_Task to complete:_
Every entry below is to be retyped exactly as it stands.

_Available data:_
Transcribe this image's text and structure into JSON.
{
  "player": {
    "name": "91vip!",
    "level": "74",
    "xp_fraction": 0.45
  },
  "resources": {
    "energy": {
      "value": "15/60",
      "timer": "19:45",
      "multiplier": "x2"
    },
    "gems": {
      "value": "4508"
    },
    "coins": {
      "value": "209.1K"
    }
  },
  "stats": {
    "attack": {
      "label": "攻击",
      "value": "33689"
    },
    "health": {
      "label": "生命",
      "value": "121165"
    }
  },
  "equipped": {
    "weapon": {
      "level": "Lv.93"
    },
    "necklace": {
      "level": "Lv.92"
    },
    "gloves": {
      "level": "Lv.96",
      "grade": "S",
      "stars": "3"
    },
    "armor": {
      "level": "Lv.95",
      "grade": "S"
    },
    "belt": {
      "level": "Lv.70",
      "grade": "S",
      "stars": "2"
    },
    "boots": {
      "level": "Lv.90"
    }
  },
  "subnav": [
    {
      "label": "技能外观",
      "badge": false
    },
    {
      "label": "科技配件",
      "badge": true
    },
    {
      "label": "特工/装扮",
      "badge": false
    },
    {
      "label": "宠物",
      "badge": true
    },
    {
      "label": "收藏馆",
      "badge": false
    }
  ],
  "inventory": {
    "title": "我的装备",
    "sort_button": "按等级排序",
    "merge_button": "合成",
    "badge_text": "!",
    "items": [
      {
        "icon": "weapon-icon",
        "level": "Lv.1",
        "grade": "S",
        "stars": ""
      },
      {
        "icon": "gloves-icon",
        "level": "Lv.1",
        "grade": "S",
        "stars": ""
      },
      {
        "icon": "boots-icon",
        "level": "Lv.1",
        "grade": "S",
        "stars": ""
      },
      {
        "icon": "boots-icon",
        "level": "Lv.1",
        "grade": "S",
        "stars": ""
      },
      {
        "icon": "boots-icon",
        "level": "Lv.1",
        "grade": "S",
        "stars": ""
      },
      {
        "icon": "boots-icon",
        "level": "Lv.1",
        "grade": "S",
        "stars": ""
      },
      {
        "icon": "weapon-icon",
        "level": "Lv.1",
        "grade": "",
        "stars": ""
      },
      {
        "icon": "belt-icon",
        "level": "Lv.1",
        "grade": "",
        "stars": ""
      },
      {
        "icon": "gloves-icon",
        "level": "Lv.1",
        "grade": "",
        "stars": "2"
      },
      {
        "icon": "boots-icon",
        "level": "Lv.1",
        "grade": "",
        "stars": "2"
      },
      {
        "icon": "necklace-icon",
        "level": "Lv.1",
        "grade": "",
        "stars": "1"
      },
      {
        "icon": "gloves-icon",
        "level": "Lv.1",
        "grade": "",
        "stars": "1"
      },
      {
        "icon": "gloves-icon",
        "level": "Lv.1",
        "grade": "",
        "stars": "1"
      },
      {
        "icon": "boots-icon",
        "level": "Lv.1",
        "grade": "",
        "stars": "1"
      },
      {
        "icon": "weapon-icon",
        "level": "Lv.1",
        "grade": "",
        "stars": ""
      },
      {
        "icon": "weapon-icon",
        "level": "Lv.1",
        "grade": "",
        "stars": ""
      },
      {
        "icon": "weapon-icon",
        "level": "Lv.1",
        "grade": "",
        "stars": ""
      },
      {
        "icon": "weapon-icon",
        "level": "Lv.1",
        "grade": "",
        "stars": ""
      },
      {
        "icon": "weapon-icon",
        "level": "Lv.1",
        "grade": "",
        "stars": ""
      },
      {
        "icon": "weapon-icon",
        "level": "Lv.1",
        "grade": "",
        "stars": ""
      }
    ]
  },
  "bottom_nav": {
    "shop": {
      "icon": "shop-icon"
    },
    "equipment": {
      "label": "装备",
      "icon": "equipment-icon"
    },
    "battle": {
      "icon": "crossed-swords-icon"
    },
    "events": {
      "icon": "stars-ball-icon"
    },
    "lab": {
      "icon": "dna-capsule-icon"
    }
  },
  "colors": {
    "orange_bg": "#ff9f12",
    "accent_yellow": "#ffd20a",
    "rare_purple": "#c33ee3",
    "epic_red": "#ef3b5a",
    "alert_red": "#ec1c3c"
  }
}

_Exercise result:_
Transcribe this image's text and structure into JSON.
{
  "player": {
    "name": "91vip!",
    "level": "74",
    "xp_fraction": 0.45
  },
  "resources": {
    "energy": {
      "value": "15/60",
      "timer": "19:45",
      "multiplier": "x2"
    },
    "gems": {
      "value": "4508"
    },
    "coins": {
      "value": "209.1K"
    }
  },
  "stats": {
    "attack": {
      "label": "攻击",
      "value": "33689"
    },
    "health": {
      "label": "生命",
      "value": "121165"
    }
  },
  "equipped": {
    "weapon": {
      "level": "Lv.93"
    },
    "necklace": {
      "level": "Lv.92"
    },
    "gloves": {
      "level": "Lv.96",
      "grade": "S",
      "stars": "3"
    },
    "armor": {
      "level": "Lv.95",
      "grade": "S"
    },
    "belt": {
      "level": "Lv.70",
      "grade": "S",
      "stars": "2"
    },
    "boots": {
      "level": "Lv.90"
    }
  },
  "subnav": [
    {
      "label": "技能外观",
      "badge": false
    },
    {
      "label": "科技配件",
      "badge": true
    },
    {
      "label": "特工/装扮",
      "badge": false
    },
    {
      "label": "宠物",
      "badge": true
    },
    {
      "label": "收藏馆",
      "badge": false
    }
  ],
  "inventory": {
    "title": "我的装备",
    "sort_button": "按等级排序",
    "merge_button": "合成",
    "badge_text": "!",
    "items": [
      {
        "icon": "weapon-icon",
        "level": "Lv.1",
        "grade": "S",
        "stars": ""
      },
      {
        "icon": "gloves-icon",
        "level": "Lv.1",
        "grade": "S",
        "stars": ""
      },
      {
        "icon": "boots-icon",
        "level": "Lv.1",
        "grade": "S",
        "stars": ""
      },
      {
        "icon": "boots-icon",
        "level": "Lv.1",
        "grade": "S",
        "stars": ""
      },
      {
        "icon": "boots-icon",
        "level": "Lv.1",
        "grade": "S",
        "stars": ""
      },
      {
        "icon": "boots-icon",
        "level": "Lv.1",
        "grade": "S",
        "stars": ""
      },
      {
        "icon": "weapon-icon",
        "level": "Lv.1",
        "grade": "",
        "stars": ""
      },
      {
        "icon": "belt-icon",
        "level": "Lv.1",
        "grade": "",
        "stars": ""
      },
      {
        "icon": "gloves-icon",
        "level": "Lv.1",
        "grade": "",
        "stars": "2"
      },
      {
        "icon": "boots-icon",
        "level": "Lv.1",
        "grade": "",
        "stars": "2"
      },
      {
        "icon": "necklace-icon",
        "level": "Lv.1",
        "grade": "",
        "stars": "1"
      },
      {
        "icon": "gloves-icon",
        "level": "Lv.1",
        "grade": "",
        "stars": "1"
      },
      {
        "icon": "gloves-icon",
        "level": "Lv.1",
        "grade": "",
        "stars": "1"
      },
      {
        "icon": "boots-icon",
        "level": "Lv.1",
        "grade": "",
        "stars": "1"
      },
      {
        "icon": "weapon-icon",
        "level": "Lv.1",
        "grade": "",
        "stars": ""
      },
      {
        "icon": "weapon-icon",
        "level": "Lv.1",
        "grade": "",
        "stars": ""
      },
      {
        "icon": "weapon-icon",
        "level": "Lv.1",
        "grade": "",
        "stars": ""
      },
      {
        "icon": "weapon-icon",
        "level": "Lv.1",
        "grade": "",
        "stars": ""
      },
      {
        "icon": "weapon-icon",
        "level": "Lv.1",
        "grade": "",
        "stars": ""
      },
      {
        "icon": "weapon-icon",
        "level": "Lv.1",
        "grade": "",
        "stars": ""
      }
    ]
  },
  "bottom_nav": {
    "shop": {
      "icon": "shop-icon"
    },
    "equipment": {
      "label": "装备",
      "icon": "equipment-icon"
    },
    "battle": {
      "icon": "crossed-swords-icon"
    },
    "events": {
      "icon": "stars-ball-icon"
    },
    "lab": {
      "icon": "dna-capsule-icon"
    }
  },
  "colors": {
    "orange_bg": "#ff9f12",
    "accent_yellow": "#ffd20a",
    "rare_purple": "#c33ee3",
    "epic_red": "#ef3b5a",
    "alert_red": "#ec1c3c"
  }
}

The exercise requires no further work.